Swiss artist Peter Regli uses a concept that he calls “reality hacking” to make short, temporary interventions into the everyday. These incredibly fleeting works happen surprisingly and without advance notice. Incidental viewers may not be certain of their perceptions. What they witness might simply be a trick of their collective imaginations. Like apparitions, Regli’s works take place on the borders of seeing and failing to see, of hearing and failing to hear—scarcely materialized before disappearing once again.

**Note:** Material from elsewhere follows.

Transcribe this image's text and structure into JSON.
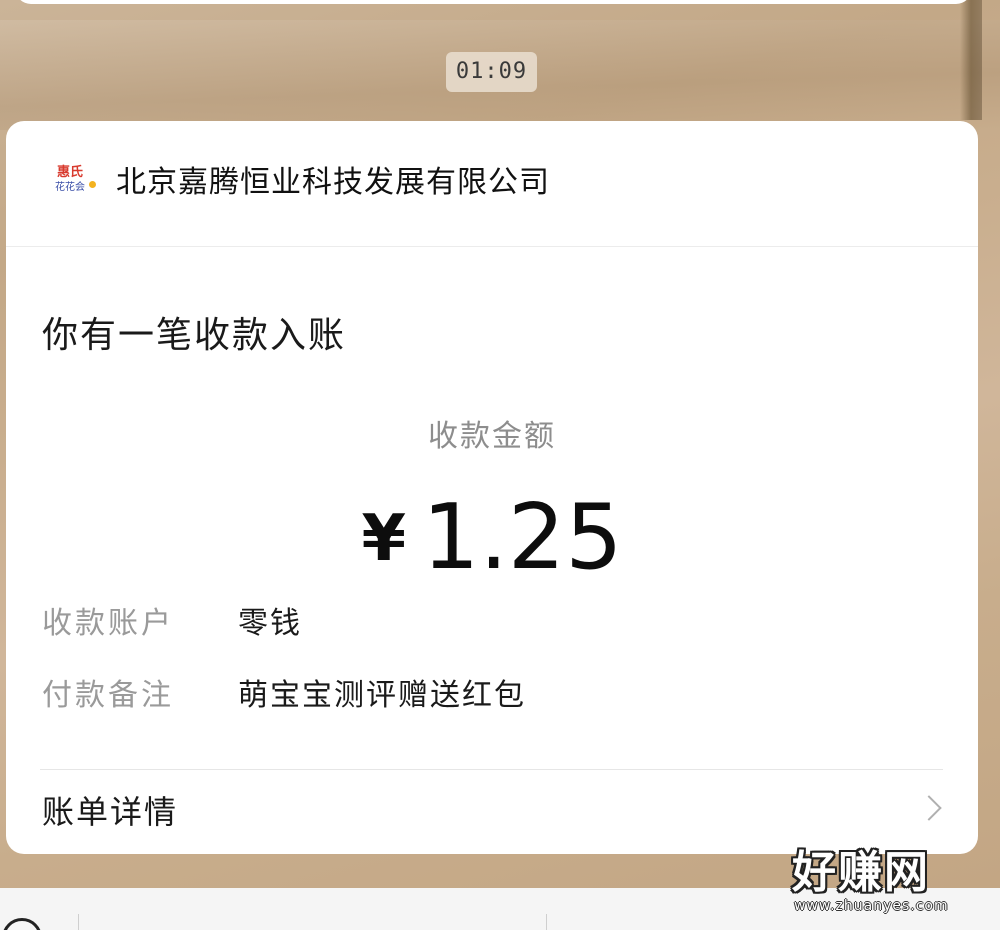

Regli’s project for the new Price Waterhouse Coopers headquarters in Zurich follows this concept. The building’s inner courtyard contains five marble Buddha figures sitting on a bed of stones around a katsura tree. Once a month, triggered at random, they burst out in loud laughter for about two minutes, though their faces don’t change a bit.
...see the entire article in the print version of March's Sculpture magazine.
Peter Regli, Reality Hacking No. 222, 2005. Katsura tree and 5 marble Buddhas, installation view.